With one last climb up the fire tower to enjoy the much clearer views, I was hoping that the partly cloudy conditions would remain with us for most of the day as it usually means great lighting for the photos. Packing up the last of my things, we were ready to depart just after 8am and begin the long downhill from Mount Wells. My prayers were answered and the clouds stuck around for the morning, meaning the Jarrah forest heading down Mount Wells was looking superb. A mix of really old trees covered in moss, a winding path, wildflowers and unbeknownst to me until the editing stage, a drosera vine that had captured a few mosquitoes. It didn't take long for Stephen to get well ahead of me as I kept stopping to photograph a flower or weird moss pattern on an old tree but then I'd soon catch up when he stopped to note something down. We played a game of spotting reference trees and if he missed one, I'd stop him and point it out.

The Jarrah forest continued to be really good quality all the way down the hill until the trail started to flatten out a bit. Occasionally you'd get glimpses through the treeline and spot the tailings dam for Boddington Gold Mine, which gave that pulling back of the curtain feeling but all in all it still felt like you were in the middle of nowhere enjoying some mature forest. The descent lasts for over a quarter of the day as you scrub off almost 300m of elevation so you're looking at just under a 10% gradient the whole time. I think I'm correct in writing but if you were to do this section in a S-N direction, this would be the biggest incline in terms of bottom to top on the whole track. The forest here doesn't really change too much, which is great if you enjoy Jarrah like I do, it just has subtle changes to the make-up of the undergrowth. Different wildflowers come and go, you see different plants and the width and quantity of the trees changes. 

As we weren't in a rush there was always time to stop and admire where the loggers had previously come in and felled a tree and it became a bit of a thing to point out where this had happened and how the tree had responded. Most of the time it created what I call the crown effect where a lot of new limbs sprout out from the bottom and form a crown like structure but others didn't have this phenomenon.
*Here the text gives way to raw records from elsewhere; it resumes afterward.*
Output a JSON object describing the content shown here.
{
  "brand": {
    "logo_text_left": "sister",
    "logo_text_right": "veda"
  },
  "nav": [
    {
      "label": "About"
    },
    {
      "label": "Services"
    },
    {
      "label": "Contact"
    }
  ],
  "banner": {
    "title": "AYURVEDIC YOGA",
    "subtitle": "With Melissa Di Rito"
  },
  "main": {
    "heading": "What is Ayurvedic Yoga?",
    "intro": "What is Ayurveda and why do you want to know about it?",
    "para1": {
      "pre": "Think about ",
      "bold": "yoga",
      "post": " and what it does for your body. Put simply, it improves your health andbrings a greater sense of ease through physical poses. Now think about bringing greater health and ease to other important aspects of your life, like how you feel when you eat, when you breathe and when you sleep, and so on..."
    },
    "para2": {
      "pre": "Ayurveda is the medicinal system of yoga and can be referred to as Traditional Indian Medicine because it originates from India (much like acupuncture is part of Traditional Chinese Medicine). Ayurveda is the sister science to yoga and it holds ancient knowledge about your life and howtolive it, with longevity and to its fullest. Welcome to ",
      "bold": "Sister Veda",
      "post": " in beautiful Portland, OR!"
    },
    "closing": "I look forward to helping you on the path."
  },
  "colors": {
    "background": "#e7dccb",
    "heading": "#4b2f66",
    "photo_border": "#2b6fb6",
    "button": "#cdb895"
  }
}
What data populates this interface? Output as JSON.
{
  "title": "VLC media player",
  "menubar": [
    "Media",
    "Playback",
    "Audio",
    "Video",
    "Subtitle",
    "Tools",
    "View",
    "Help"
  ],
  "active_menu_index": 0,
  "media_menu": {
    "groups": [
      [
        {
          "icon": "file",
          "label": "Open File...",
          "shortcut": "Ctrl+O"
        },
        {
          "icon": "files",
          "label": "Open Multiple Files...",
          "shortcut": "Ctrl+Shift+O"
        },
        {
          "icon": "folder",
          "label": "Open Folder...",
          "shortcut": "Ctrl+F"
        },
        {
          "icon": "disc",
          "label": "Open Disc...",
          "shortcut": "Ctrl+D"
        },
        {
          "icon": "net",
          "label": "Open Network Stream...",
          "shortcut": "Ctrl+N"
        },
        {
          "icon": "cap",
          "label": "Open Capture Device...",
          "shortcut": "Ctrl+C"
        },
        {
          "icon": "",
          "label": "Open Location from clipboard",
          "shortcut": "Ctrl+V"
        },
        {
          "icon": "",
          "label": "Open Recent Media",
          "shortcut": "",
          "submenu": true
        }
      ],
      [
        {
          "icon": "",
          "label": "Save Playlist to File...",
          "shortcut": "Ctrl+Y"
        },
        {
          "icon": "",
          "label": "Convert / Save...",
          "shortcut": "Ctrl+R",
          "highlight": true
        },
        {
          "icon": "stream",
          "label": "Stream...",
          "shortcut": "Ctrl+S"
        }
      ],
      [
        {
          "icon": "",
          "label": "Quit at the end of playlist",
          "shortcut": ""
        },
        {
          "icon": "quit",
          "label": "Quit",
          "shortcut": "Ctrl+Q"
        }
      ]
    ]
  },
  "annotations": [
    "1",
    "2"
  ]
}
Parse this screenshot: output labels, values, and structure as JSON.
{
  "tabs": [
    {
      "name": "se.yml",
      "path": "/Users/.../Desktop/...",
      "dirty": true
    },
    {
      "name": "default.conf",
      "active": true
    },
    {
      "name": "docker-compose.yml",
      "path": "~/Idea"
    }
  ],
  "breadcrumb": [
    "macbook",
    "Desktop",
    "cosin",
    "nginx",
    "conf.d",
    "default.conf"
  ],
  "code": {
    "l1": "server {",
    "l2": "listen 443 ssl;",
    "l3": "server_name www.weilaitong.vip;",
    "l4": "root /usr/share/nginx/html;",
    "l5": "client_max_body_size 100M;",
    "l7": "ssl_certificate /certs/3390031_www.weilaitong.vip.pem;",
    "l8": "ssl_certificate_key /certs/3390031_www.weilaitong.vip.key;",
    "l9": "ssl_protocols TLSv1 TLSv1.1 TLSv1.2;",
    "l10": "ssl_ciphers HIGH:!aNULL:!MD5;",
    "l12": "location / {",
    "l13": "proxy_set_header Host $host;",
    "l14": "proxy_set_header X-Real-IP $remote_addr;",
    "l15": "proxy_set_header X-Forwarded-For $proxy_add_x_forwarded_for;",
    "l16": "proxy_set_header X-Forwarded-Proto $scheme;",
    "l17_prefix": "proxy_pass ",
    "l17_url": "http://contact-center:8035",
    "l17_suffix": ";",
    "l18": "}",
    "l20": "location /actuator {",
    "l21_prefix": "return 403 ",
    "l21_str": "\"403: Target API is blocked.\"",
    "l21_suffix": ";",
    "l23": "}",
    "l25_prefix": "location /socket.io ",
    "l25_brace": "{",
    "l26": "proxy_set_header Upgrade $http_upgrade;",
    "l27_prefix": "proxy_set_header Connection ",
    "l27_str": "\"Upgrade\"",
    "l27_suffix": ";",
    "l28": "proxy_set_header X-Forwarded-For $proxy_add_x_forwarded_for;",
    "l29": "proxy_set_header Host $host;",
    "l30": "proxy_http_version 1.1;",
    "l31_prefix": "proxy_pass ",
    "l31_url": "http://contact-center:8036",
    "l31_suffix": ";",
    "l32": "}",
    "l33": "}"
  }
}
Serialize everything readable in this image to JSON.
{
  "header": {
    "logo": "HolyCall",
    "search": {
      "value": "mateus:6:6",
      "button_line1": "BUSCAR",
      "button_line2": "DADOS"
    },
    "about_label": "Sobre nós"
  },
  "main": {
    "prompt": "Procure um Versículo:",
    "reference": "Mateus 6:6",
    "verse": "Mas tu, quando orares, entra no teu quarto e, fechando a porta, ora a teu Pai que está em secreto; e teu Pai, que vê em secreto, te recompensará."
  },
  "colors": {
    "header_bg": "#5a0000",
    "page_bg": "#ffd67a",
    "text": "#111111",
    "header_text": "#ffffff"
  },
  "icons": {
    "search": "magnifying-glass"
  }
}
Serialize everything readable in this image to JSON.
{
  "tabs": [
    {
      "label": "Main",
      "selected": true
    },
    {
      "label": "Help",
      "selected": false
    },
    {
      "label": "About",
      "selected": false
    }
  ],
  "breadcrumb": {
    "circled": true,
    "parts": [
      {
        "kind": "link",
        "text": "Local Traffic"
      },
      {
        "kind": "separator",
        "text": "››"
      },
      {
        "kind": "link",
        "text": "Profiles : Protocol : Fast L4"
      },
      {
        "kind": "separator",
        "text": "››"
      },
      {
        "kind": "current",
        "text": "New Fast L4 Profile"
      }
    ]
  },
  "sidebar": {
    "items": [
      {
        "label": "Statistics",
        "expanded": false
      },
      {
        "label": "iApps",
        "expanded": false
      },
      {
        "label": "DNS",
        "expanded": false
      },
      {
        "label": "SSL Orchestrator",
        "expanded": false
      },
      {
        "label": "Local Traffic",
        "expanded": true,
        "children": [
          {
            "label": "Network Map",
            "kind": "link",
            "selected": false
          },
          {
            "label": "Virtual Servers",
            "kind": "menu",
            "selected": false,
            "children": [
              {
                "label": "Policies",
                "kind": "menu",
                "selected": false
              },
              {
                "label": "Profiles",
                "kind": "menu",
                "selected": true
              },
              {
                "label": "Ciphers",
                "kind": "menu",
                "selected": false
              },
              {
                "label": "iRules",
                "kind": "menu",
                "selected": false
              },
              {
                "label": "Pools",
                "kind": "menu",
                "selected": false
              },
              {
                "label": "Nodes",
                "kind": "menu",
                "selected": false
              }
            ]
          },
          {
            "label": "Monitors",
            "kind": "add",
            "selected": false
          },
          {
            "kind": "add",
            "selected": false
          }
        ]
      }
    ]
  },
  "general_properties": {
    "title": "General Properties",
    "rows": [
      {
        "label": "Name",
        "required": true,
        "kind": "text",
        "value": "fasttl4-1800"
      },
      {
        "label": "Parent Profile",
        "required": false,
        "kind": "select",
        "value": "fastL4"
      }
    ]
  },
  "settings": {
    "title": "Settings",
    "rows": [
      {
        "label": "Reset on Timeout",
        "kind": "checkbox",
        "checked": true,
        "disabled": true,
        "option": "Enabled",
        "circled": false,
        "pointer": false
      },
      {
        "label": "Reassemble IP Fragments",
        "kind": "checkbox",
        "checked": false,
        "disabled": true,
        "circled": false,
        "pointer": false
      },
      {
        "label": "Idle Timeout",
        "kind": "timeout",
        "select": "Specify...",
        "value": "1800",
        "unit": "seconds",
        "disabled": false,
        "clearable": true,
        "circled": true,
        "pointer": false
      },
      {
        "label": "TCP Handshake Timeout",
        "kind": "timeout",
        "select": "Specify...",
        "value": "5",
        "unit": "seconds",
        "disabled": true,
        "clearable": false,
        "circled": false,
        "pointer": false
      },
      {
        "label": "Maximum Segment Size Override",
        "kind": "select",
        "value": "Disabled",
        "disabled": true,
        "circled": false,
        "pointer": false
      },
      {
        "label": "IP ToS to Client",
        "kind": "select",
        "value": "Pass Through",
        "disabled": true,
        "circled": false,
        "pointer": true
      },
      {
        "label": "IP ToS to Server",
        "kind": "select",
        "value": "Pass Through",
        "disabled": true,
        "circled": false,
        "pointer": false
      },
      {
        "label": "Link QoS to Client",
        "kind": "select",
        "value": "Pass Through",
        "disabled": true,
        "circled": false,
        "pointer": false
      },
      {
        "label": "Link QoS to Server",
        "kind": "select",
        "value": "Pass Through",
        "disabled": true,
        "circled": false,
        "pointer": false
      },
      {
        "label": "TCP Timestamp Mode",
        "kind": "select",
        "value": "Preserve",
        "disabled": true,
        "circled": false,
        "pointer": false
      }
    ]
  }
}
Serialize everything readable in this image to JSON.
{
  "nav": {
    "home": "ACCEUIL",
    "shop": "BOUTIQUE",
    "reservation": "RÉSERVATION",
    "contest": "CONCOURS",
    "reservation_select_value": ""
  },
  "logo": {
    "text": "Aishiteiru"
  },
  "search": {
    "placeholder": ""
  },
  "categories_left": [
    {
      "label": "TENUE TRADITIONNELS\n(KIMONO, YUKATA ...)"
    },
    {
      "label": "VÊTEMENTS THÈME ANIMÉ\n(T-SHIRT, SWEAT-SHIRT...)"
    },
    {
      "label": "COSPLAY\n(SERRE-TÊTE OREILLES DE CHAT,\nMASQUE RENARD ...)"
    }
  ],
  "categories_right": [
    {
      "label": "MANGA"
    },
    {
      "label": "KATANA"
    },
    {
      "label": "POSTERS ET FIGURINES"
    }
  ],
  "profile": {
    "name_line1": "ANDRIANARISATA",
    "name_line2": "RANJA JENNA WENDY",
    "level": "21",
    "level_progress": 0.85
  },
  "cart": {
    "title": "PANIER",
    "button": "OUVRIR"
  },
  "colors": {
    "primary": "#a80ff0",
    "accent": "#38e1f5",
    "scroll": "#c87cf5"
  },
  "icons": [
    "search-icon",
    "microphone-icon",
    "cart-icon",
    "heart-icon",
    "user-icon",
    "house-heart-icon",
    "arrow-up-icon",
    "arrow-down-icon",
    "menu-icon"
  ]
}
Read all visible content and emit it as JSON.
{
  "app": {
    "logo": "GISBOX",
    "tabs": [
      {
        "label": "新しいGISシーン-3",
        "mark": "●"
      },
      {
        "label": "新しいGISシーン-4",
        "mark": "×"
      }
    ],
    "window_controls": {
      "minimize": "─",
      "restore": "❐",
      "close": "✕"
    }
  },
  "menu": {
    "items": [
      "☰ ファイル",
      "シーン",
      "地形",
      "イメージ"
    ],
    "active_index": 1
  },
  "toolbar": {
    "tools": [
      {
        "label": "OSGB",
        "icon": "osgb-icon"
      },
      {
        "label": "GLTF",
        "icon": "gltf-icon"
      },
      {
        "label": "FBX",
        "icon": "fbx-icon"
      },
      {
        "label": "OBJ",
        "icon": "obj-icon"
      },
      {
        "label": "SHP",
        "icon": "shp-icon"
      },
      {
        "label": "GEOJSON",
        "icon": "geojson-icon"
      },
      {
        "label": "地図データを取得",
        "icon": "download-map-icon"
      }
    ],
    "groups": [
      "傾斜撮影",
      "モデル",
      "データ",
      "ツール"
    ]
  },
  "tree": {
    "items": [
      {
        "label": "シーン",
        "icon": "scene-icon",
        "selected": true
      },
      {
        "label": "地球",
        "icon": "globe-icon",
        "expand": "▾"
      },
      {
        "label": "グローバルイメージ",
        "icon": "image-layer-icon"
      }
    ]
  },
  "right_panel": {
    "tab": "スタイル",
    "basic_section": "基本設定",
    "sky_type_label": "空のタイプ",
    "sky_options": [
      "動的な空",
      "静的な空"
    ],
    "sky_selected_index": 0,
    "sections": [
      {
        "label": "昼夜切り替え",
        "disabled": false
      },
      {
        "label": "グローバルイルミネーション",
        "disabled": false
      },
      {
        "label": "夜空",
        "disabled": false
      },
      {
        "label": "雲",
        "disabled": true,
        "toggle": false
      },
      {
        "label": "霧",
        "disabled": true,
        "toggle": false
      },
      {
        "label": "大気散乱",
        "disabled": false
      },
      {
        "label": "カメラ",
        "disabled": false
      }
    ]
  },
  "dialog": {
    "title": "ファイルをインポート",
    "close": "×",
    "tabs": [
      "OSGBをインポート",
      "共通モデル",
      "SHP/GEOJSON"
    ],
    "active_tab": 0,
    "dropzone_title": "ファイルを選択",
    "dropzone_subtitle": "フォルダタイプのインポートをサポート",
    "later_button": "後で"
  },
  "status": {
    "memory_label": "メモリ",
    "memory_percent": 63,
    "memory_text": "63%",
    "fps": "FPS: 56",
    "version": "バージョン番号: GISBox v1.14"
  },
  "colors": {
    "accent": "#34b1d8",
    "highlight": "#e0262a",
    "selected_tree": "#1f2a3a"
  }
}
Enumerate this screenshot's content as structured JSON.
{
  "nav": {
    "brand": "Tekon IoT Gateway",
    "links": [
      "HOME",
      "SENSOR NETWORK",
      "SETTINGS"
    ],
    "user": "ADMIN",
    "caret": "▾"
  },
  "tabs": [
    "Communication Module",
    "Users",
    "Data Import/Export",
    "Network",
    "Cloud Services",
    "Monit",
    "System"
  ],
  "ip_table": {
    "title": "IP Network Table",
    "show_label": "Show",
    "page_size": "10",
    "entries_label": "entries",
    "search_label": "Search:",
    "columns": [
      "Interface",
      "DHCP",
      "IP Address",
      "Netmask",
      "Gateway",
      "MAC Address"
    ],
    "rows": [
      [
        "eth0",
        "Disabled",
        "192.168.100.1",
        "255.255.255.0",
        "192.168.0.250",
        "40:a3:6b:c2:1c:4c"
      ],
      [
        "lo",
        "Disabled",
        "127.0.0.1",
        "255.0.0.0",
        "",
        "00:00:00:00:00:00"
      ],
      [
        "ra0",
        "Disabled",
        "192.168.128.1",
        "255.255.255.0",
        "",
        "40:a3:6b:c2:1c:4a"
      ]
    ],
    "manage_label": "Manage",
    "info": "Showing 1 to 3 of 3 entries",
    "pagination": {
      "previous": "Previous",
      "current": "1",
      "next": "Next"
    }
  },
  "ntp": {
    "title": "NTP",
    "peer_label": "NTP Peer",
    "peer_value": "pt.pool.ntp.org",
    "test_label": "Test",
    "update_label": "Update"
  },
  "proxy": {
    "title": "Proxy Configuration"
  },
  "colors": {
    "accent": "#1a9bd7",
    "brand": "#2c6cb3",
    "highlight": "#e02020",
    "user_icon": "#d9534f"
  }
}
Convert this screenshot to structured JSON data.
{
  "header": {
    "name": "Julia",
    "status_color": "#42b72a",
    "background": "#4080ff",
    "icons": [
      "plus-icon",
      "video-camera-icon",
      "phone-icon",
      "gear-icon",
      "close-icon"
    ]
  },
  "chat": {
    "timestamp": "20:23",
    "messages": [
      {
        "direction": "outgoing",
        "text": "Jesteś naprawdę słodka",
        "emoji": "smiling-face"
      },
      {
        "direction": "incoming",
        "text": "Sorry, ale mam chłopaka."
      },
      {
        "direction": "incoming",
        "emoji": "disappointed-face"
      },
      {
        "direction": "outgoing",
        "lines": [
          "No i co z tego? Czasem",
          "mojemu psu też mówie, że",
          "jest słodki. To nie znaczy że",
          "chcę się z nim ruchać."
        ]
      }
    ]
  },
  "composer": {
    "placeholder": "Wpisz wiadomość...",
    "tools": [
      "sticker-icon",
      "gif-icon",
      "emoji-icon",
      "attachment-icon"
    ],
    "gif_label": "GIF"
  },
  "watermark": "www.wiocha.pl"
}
We spotted another Snottygobble and Stephen recognised it easily now after sampling its fruit at Mount Wells. I had good fun seeing the Couch Honeypot, a new favourite of mine ever since I really started to notice them around Gringer Creek. We eventually reached the bottom of the hill and saw a roadworks style sign telling us that trucks might be in the area. This was the first of a few crossing for man made interference that broke up the day. This particular road was for the gold mine and as we stood in the middle of the road you could look east and see part of the open cut mining operations. Zoom out on the map and change it to satellite view and you'll see how close the track gets and how big the mine actually is.